12th May 2011
Why do people in the West no longer have “enough” children?
I came across an interesting article by Shelly Lundberg (a professor at UC Santa Barbara) that proposes a number of economic reasons for the decline in fertility in the West, a phenomenon known as the second demographic transition. I encourage you to have a read.
A few comments:
Main cause: Children no longer main support for the elderly
In my view Lundberg under-sells the negative impact of social security and pension schemes on fertility. I've written about this issue here and here (among others). Basically, till having children is crucial to one's old age plans, there will be a strong incentive to have fewer children. Lundberg could improve her analysis by exploring the effects of social security polices more carefully.
If this view is correct then abolishing social security and pension schemes in the West would help increase fertility. It would be important to restrict social insurance to an extremely frugal minimum. When children once again become the main provider of 'top up' old-age income and old age care, then the demand for children should pick up.
That means the end of the welfare state. I'm not sure if the West is capable of such a radical shift in policy.
Secondary cause: Parental 'property rights' in children are eroding rapidly
But Lundberg does makes a few good points that, I suggest, can be summarised as an erosion in 'parental 'property rights' in children. With divorce, for instance, the investment in children is largely lost. In extreme cases, one might not see one's children again.
If couples are unable to make binding agreements about their future – basically, I can’t credibly promise not to leave you – then investments in joint ventures, such as children, may be inefficiently low. Investments that are ‘portable’, such as education and career experience, conversely, will be more attractive. If a couple also has a limited ability to make legally-binding agreements about custody or post-separation financial arrangements, the problem is exacerbated [Lundberg]

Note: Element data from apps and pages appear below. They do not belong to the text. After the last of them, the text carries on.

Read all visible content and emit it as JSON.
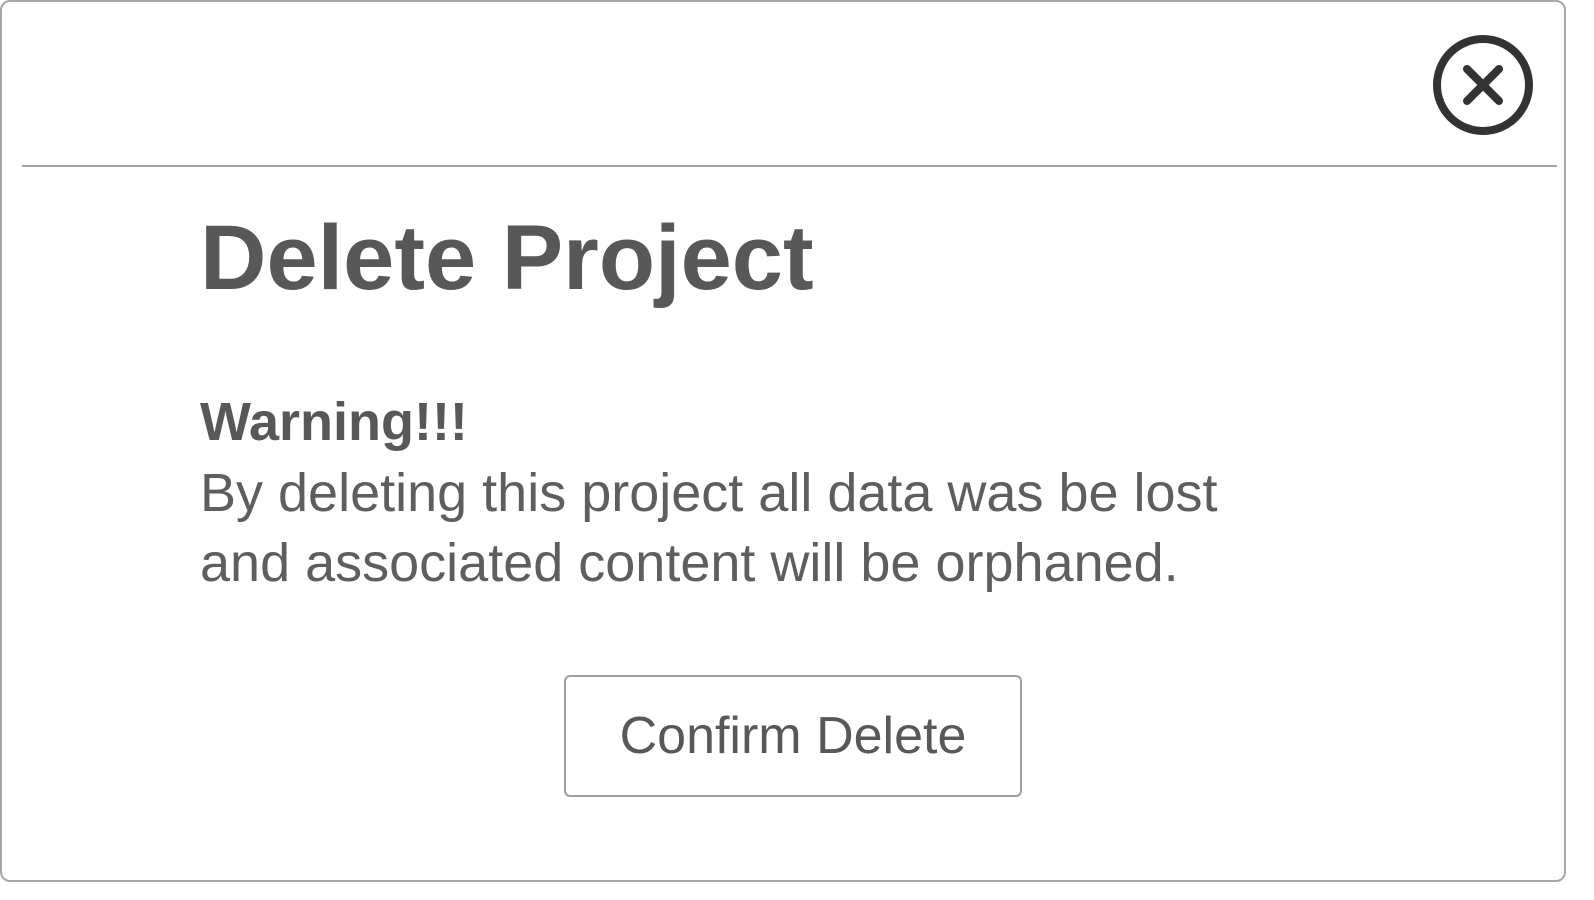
{
  "dialog": {
    "title": "Delete Project",
    "close_icon": "close-circle-icon",
    "warning": {
      "heading": "Warning!!!",
      "lines": [
        "By deleting this project all data was be lost",
        "and associated content will be orphaned."
      ]
    },
    "confirm_label": "Confirm Delete"
  },
  "colors": {
    "text": "#585858",
    "border": "#a6a6a6",
    "icon": "#333333",
    "background": "#ffffff"
  }
}
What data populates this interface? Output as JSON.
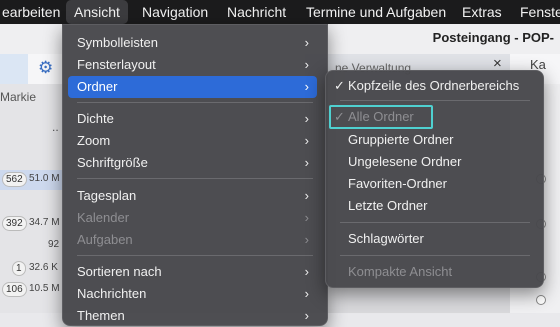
{
  "menubar": {
    "items": [
      "earbeiten",
      "Ansicht",
      "Navigation",
      "Nachricht",
      "Termine und Aufgaben",
      "Extras",
      "Fenste"
    ],
    "active_index": 1
  },
  "app": {
    "title": "Posteingang - POP-",
    "tab_label": "ne Verwaltung",
    "tab_close": "×",
    "right_tab": "Ka",
    "markieren": "Markie",
    "dots": "..",
    "rows": [
      {
        "count": "562",
        "size": "51.0 M"
      },
      {
        "count": "392",
        "size": "34.7 M"
      },
      {
        "count": "",
        "size": "92"
      },
      {
        "count": "1",
        "size": "32.6 K"
      },
      {
        "count": "106",
        "size": "10.5 M"
      }
    ]
  },
  "ansicht_menu": {
    "items": [
      {
        "label": "Symbolleisten",
        "submenu": true
      },
      {
        "label": "Fensterlayout",
        "submenu": true
      },
      {
        "label": "Ordner",
        "submenu": true,
        "highlighted": true
      },
      {
        "label": "Dichte",
        "submenu": true
      },
      {
        "label": "Zoom",
        "submenu": true
      },
      {
        "label": "Schriftgröße",
        "submenu": true
      },
      {
        "label": "Tagesplan",
        "submenu": true
      },
      {
        "label": "Kalender",
        "submenu": true,
        "disabled": true
      },
      {
        "label": "Aufgaben",
        "submenu": true,
        "disabled": true
      },
      {
        "label": "Sortieren nach",
        "submenu": true
      },
      {
        "label": "Nachrichten",
        "submenu": true
      },
      {
        "label": "Themen",
        "submenu": true
      }
    ]
  },
  "ordner_menu": {
    "items": [
      {
        "label": "Kopfzeile des Ordnerbereichs",
        "checked": true
      },
      {
        "label": "Alle Ordner",
        "checked": true,
        "disabled": true,
        "focused": true
      },
      {
        "label": "Gruppierte Ordner"
      },
      {
        "label": "Ungelesene Ordner"
      },
      {
        "label": "Favoriten-Ordner"
      },
      {
        "label": "Letzte Ordner"
      },
      {
        "label": "Schlagwörter"
      },
      {
        "label": "Kompakte Ansicht",
        "disabled": true
      }
    ]
  },
  "glyphs": {
    "chevron": "›",
    "check": "✓",
    "gear": "⚙"
  },
  "colors": {
    "highlight": "#2d6bd8",
    "focus_ring": "#4fd0d0",
    "menubar": "#1b1b1c"
  }
}
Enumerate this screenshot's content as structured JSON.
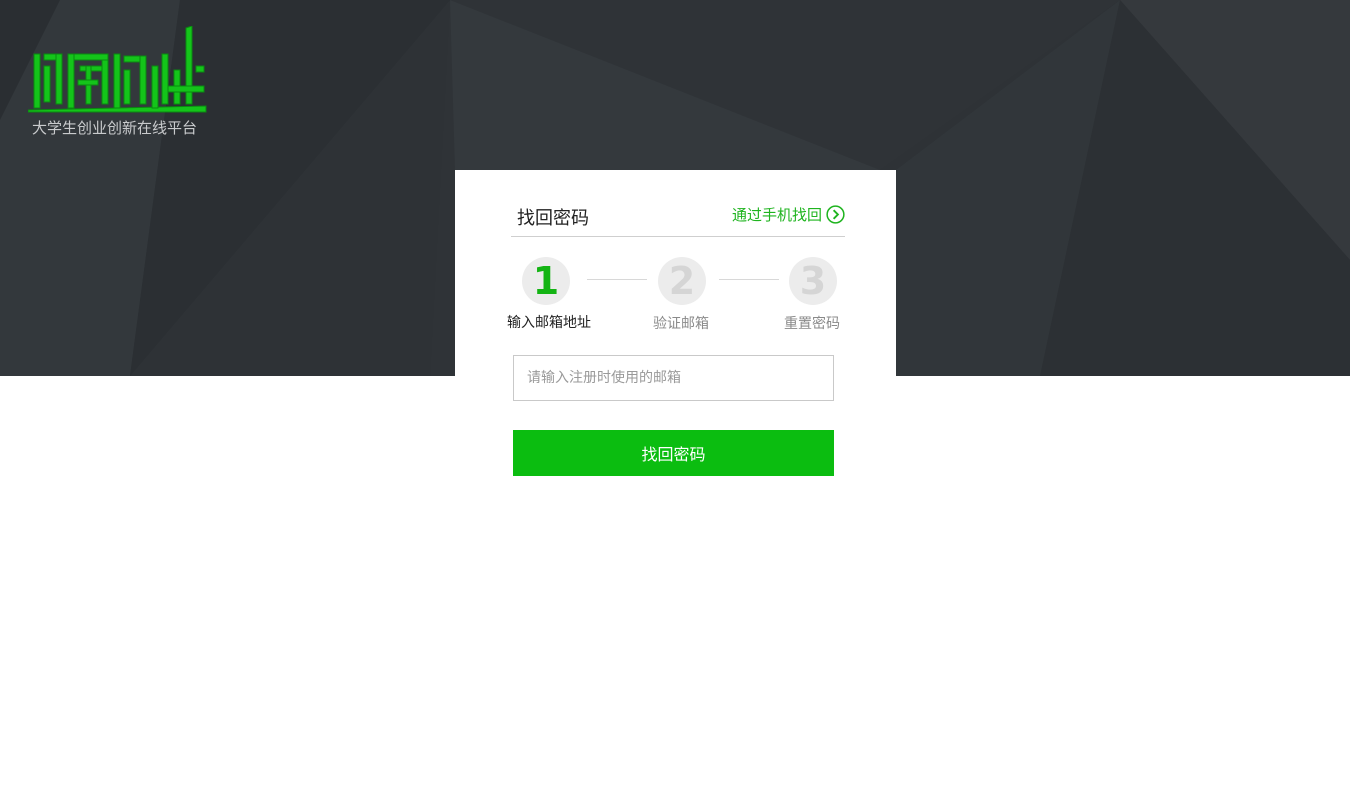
{
  "brand": {
    "logo_text": "创新创业",
    "slogan": "大学生创业创新在线平台",
    "accent_color": "#0bbd10"
  },
  "form": {
    "title": "找回密码",
    "phone_link": "通过手机找回",
    "steps": [
      {
        "number": "1",
        "label": "输入邮箱地址",
        "active": true
      },
      {
        "number": "2",
        "label": "验证邮箱",
        "active": false
      },
      {
        "number": "3",
        "label": "重置密码",
        "active": false
      }
    ],
    "email_placeholder": "请输入注册时使用的邮箱",
    "email_value": "",
    "submit_label": "找回密码"
  },
  "icons": {
    "phone_link_icon": "chevron-right-circle-icon",
    "logo_icon": "brand-logo-icon"
  }
}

Then again, if children decide (after all the investment that is put into them) to not take care of older parents, or to move elsewhere where they can't provide useful assistance, then too the investment is lost. Strategic controls (such as not leaving a bequest for the child who does not take care) are becoming less useful as childrens' incomes far exceed that of their parents.
Therefore it is becoming less effective to invest in children given the uncertainty surrounding the 'return on investment'. Children are becoming a risky asset, and risky insurance product. Less risky assets and more assured insurance products then become attractive, such as ordinary savings or education to advance once's career prospects and lifetime earnings. The existence of a government pension plan at that stage effectively makes children redundant as an economic asset (except for 'care').
Another effect of risky marriages is that women tend to postpone child-bearing as they wait to find a more stable match, which takes them to their less fertile years.
Given all this, it would appear that laws that allow marriages to be easily dissolved can directly reduce fertility. True, these laws are not unidirectional in their effect. One way to for a woman to demonstrate commitment within a new marriage (after divorce) is to produce a new child. Such 'commitment fertility' could partially offset the effect of reduced childbirth due to increased likelihood of divorce.
Lundberg's paper has also picked up many cultural refinements in relation to the 'other half'. Overall an excellent and thought-provoking article.